Chorale to present Haydn's majestic `Creation' Saturday

Oratorio: The 1796 work based on the Book of Genesis has an "incredible spiritual quality."

April 27, 2000|By Phil Greenfield | Phil Greenfield,SPECIAL TO THE SUN

The last concert composer Franz Joseph Haydn attended before his death took place in Vienna on March 27, 1808.

The program consisted of a single work, Haydn's own oratorio, "The Creation," an extraordinary musical account he'd composed more than a decade earlier of the Book of Genesis.

When conductor Antonio Salieri's chorus blazed in with that thumping C major chord at "And there was light" near the beginning of the piece, the enthusiastic audience immediately burst into applause. Haydn, a feeble 76-year-old with only a few months to live, pointed heavenward and said, "Not from me -- from there above comes everything."

" `The Creation' does indeed have an incredible spiritual quality," says conductor J. Ernest Green, whose Annapolis Chorale will perform Haydn's resounding masterwork at 8 p.m. Saturday at Maryland Hall for the Creative Arts.

"What I find so wonderful about it is that Haydn doesn't see the fall from grace as the climax of the Adam and Eve story. His conclusion occurs as Adam and Eve become full human beings and begin sharing their love with each other. That, to me, is very, very profound."

Haydn knew he was creating something special as he crafted the piece in 1796. Though not as facile a composer as, say, Mozart, he worked expeditiously and efficiently, as any 18th-century court musician would be required to do.

But when he began "Die Schopfung," as "The Creation" is called in German, he prepared numerous drafts and sketches, worked closely with his librettist, Gottfried van Swieten, who supplied him with both German and English texts, and left nothing to chance.

"I spend much time over it because I intend it to last a long time," Haydn said.

Indeed it has, for high-level genius permeates every measure of the score.

One stunning feature is the opening, "Representation of Chaos," in which Haydn mixed shifting rhythms, odd bits of melody, weird harmonies and, on occasion, jarring dissonances to depict a universe bereft of divine order.

Elsewhere in the work, expressive tone painting abounds as Haydn's solo arias and orchestral accompaniments describe rising suns, foaming seas, leaping tigers, heavy beasts and cooing doves with startling creativity.

Capping the oratorio are its majestic choruses, such as "The Heavens Are Telling the Glory of God" and "Achieved Is the Glorious Work," which embody the warmth of spirit so noticeable at the core of the work. They are so full of joy that when I hear them I pay tribute not only to the musician, but to the man himself.

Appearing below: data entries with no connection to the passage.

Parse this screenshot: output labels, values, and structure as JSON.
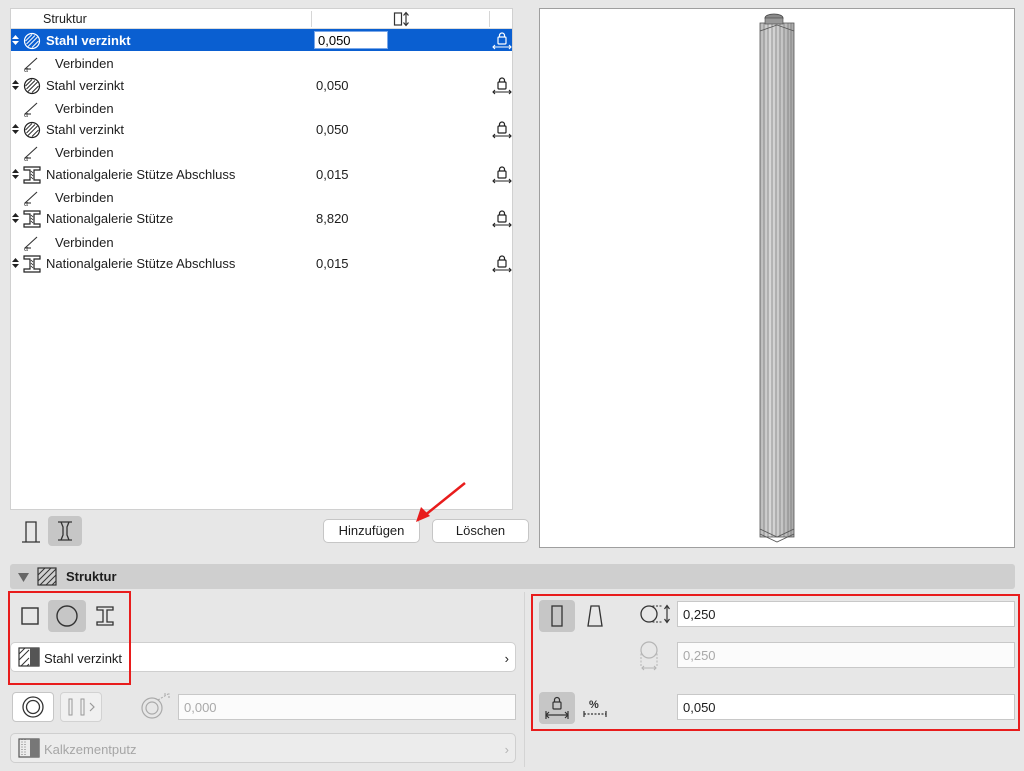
{
  "list": {
    "header_name": "Struktur",
    "rows": [
      {
        "kind": "main",
        "symbol": "circle-hatch-icon",
        "name": "Stahl verzinkt",
        "value": "0,050",
        "selected": true
      },
      {
        "kind": "sub",
        "name": "Verbinden"
      },
      {
        "kind": "main",
        "symbol": "circle-hatch-icon",
        "name": "Stahl verzinkt",
        "value": "0,050"
      },
      {
        "kind": "sub",
        "name": "Verbinden"
      },
      {
        "kind": "main",
        "symbol": "circle-hatch-icon",
        "name": "Stahl verzinkt",
        "value": "0,050"
      },
      {
        "kind": "sub",
        "name": "Verbinden"
      },
      {
        "kind": "main",
        "symbol": "i-beam-icon",
        "name": "Nationalgalerie Stütze Abschluss",
        "value": "0,015"
      },
      {
        "kind": "sub",
        "name": "Verbinden"
      },
      {
        "kind": "main",
        "symbol": "i-beam-icon",
        "name": "Nationalgalerie Stütze",
        "value": "8,820"
      },
      {
        "kind": "sub",
        "name": "Verbinden"
      },
      {
        "kind": "main",
        "symbol": "i-beam-icon",
        "name": "Nationalgalerie Stütze Abschluss",
        "value": "0,015"
      }
    ]
  },
  "buttons": {
    "add": "Hinzufügen",
    "delete": "Löschen"
  },
  "section": {
    "title": "Struktur"
  },
  "profile": {
    "building_material": "Stahl verzinkt",
    "veneer_thickness": "0,000",
    "veneer_material": "Kalkzementputz"
  },
  "dimensions": {
    "diameter": "0,250",
    "diameter_end": "0,250",
    "length": "0,050"
  },
  "colors": {
    "selection": "#0a5fd1",
    "annotation": "#e81c1c"
  }
}
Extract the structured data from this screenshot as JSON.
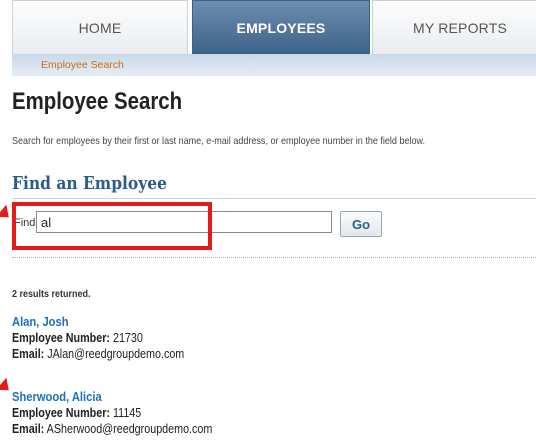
{
  "tabs": {
    "home": "HOME",
    "employees": "EMPLOYEES",
    "reports": "MY REPORTS",
    "active": "EMPLOYEES"
  },
  "breadcrumb": "Employee Search",
  "page": {
    "title": "Employee Search",
    "intro": "Search for employees by their first or last name, e-mail address, or employee number in the field below."
  },
  "find": {
    "heading": "Find an Employee",
    "label": "Find:",
    "value": "al",
    "go_label": "Go"
  },
  "results": {
    "count_text": "2 results returned.",
    "number_label": "Employee Number:",
    "email_label": "Email:",
    "items": [
      {
        "name": "Alan, Josh",
        "number": "21730",
        "email": "JAlan@reedgroupdemo.com"
      },
      {
        "name": "Sherwood, Alicia",
        "number": "11145",
        "email": "ASherwood@reedgroupdemo.com"
      }
    ]
  },
  "colors": {
    "active_tab": "#3d6188",
    "link": "#1f6fbf",
    "heading": "#2c5d8a",
    "breadcrumb": "#cc6a1a",
    "annotation": "#e31b1b"
  }
}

"There are painted on his countenance all the genius, goodness, propriety, benevolence and rectitude which constantly characterize his writings," an 18th-century music historian wrote of Haydn. It's hard not to see these wonderful qualities when listening to Haydn's music.

Soprano Amy Cofield, tenor Jeffery Halili and bass Jason Hardy will join Green, the Annapolis Chorale and the Annapolis Chamber Orchestra for Saturday's performance which will be sung in English. Tickets are $20.

Reservations and information: 410-263-1906.

Baltimore Sun Articles
Please note the green-lined linked article text has been applied commercially without any involvement from our newsroom editors, reporters or any other editorial staff.